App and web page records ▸
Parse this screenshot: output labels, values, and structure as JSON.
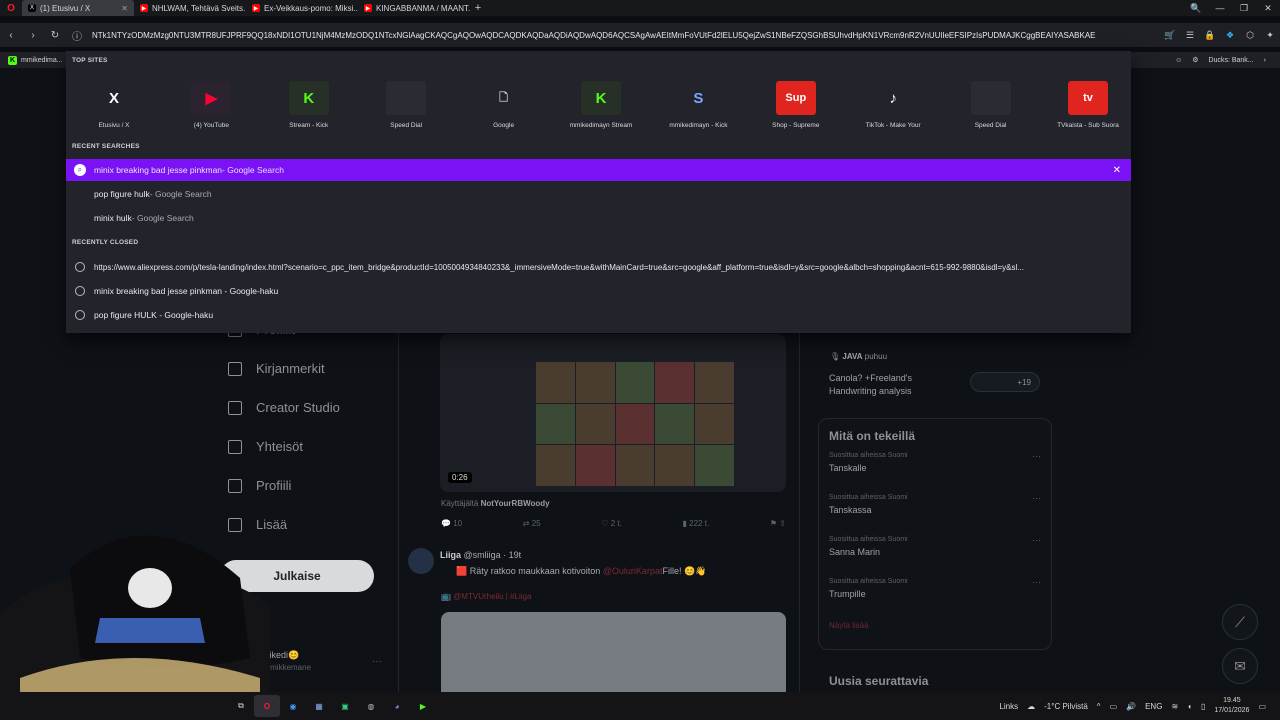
{
  "browser": {
    "tabs": [
      {
        "label": "(1) Etusivu / X",
        "active": true,
        "fav": "X",
        "fav_color": "#000000"
      },
      {
        "label": "NHLWAM, Tehtävä Sveits...",
        "active": false,
        "fav": "▶",
        "fav_color": "#ff0000"
      },
      {
        "label": "Ex-Veikkaus-pomo: Miksi...",
        "active": false,
        "fav": "▶",
        "fav_color": "#ff0000"
      },
      {
        "label": "KINGABBANMA / MAANT...",
        "active": false,
        "fav": "▶",
        "fav_color": "#ff0000"
      }
    ],
    "new_tab": "+",
    "url": "NTk1NTYzODMzMzg0NTU3MTR8UFJPRF9QQ18xNDI1OTU1NjM4MzMzODQ1NTcxNGlAagCKAQCgAQOwAQDCAQDKAQDaAQDiAQDwAQD6AQCSAgAwAEItMmFoVUtFd2lELU5QejZwS1NBeFZQSGhBSUhvdHpKN1VRcm9nR2VnUUlIeEFSIPzIsPUDMAJKCggBEAIYASABKAE",
    "bookmark_item": "mmikedima...",
    "bookmark_right": "Ducks: Bank..."
  },
  "dropdown": {
    "top_sites_label": "TOP SITES",
    "top_sites": [
      {
        "label": "Etusivu / X",
        "icon": "x-logo",
        "glyph": "X",
        "bg": "#23232b",
        "fg": "#ffffff"
      },
      {
        "label": "(4) YouTube",
        "icon": "youtube-logo",
        "glyph": "▶",
        "bg": "#2b2430",
        "fg": "#ff0033"
      },
      {
        "label": "Stream - Kick",
        "icon": "kick-logo",
        "glyph": "K",
        "bg": "#263026",
        "fg": "#53fc18"
      },
      {
        "label": "Speed Dial",
        "icon": "blank-tile",
        "glyph": "",
        "bg": "#2a2b33",
        "fg": "#ffffff"
      },
      {
        "label": "Google",
        "icon": "document-icon",
        "glyph": "🗋",
        "bg": "#23232b",
        "fg": "#cfcfd6"
      },
      {
        "label": "mmikedimayn Stream",
        "icon": "kick-logo",
        "glyph": "K",
        "bg": "#263026",
        "fg": "#53fc18"
      },
      {
        "label": "mmikedimayn - Kick",
        "icon": "swirl-logo",
        "glyph": "S",
        "bg": "#23232b",
        "fg": "#7aa6ff"
      },
      {
        "label": "Shop - Supreme",
        "icon": "supreme-logo",
        "glyph": "Sup",
        "bg": "#e0241e",
        "fg": "#ffffff"
      },
      {
        "label": "TikTok - Make Your",
        "icon": "tiktok-logo",
        "glyph": "♪",
        "bg": "#23232b",
        "fg": "#ffffff"
      },
      {
        "label": "Speed Dial",
        "icon": "blank-tile",
        "glyph": "",
        "bg": "#2a2b33",
        "fg": "#ffffff"
      },
      {
        "label": "TVkaista - Sub Suora",
        "icon": "tv-logo",
        "glyph": "tv",
        "bg": "#e0241e",
        "fg": "#ffffff"
      }
    ],
    "recent_searches_label": "RECENT SEARCHES",
    "recent_searches": [
      {
        "query": "minix breaking bad jesse pinkman",
        "source": " - Google Search"
      },
      {
        "query": "pop figure hulk",
        "source": " - Google Search"
      },
      {
        "query": "minix hulk",
        "source": " - Google Search"
      }
    ],
    "recently_closed_label": "RECENTLY CLOSED",
    "recently_closed": [
      "https://www.aliexpress.com/p/tesla-landing/index.html?scenario=c_ppc_item_bridge&productId=1005004934840233&_immersiveMode=true&withMainCard=true&src=google&aff_platform=true&isdl=y&src=google&albch=shopping&acnt=615-992-9880&isdl=y&sl...",
      "minix breaking bad jesse pinkman - Google-haku",
      "pop figure HULK - Google-haku"
    ]
  },
  "page": {
    "sidebar": [
      "Profiilit",
      "Kirjanmerkit",
      "Creator Studio",
      "Yhteisöt",
      "Profiili",
      "Lisää"
    ],
    "post_button": "Julkaise",
    "user_name": "mikedi😊",
    "user_handle": "@mikkemane",
    "video_duration": "0:26",
    "via_prefix": "Käyttäjältä ",
    "via_user": "NotYourRBWoody",
    "actions": [
      "10",
      "25",
      "2 t.",
      "222 t."
    ],
    "tweet2_author": "Liiga",
    "tweet2_handle": "@smliiga · 19t",
    "tweet2_text_a": "🟥 Räty ratkoo maukkaan kotivoiton ",
    "tweet2_mention": "@OulunKarpat",
    "tweet2_text_b": "Fille! 😊👋",
    "tweet2_tags": "📺 @MTVUrheilu | #Liiga",
    "java_user": "JAVA",
    "java_suffix": " puhuu",
    "java_text": "Canola? +Freeland's Handwriting analysis",
    "java_count": "+19",
    "trends_title": "Mitä on tekeillä",
    "trends": [
      {
        "meta": "Suosittua aiheissa Suomi",
        "name": "Tanskalle"
      },
      {
        "meta": "Suosittua aiheissa Suomi",
        "name": "Tanskassa"
      },
      {
        "meta": "Suosittua aiheissa Suomi",
        "name": "Sanna Marin"
      },
      {
        "meta": "Suosittua aiheissa Suomi",
        "name": "Trumpille"
      }
    ],
    "show_more": "Näytä lisää",
    "follow_title": "Uusia seurattavia"
  },
  "taskbar": {
    "links": "Links",
    "weather": "-1°C  Pilvistä",
    "lang": "ENG",
    "time": "19.45",
    "date": "17/01/2026"
  }
}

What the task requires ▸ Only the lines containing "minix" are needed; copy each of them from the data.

Result of the task ▸
        "query": "minix breaking bad jesse pinkman",
        "query": "minix hulk",
      "minix breaking bad jesse pinkman - Google-haku",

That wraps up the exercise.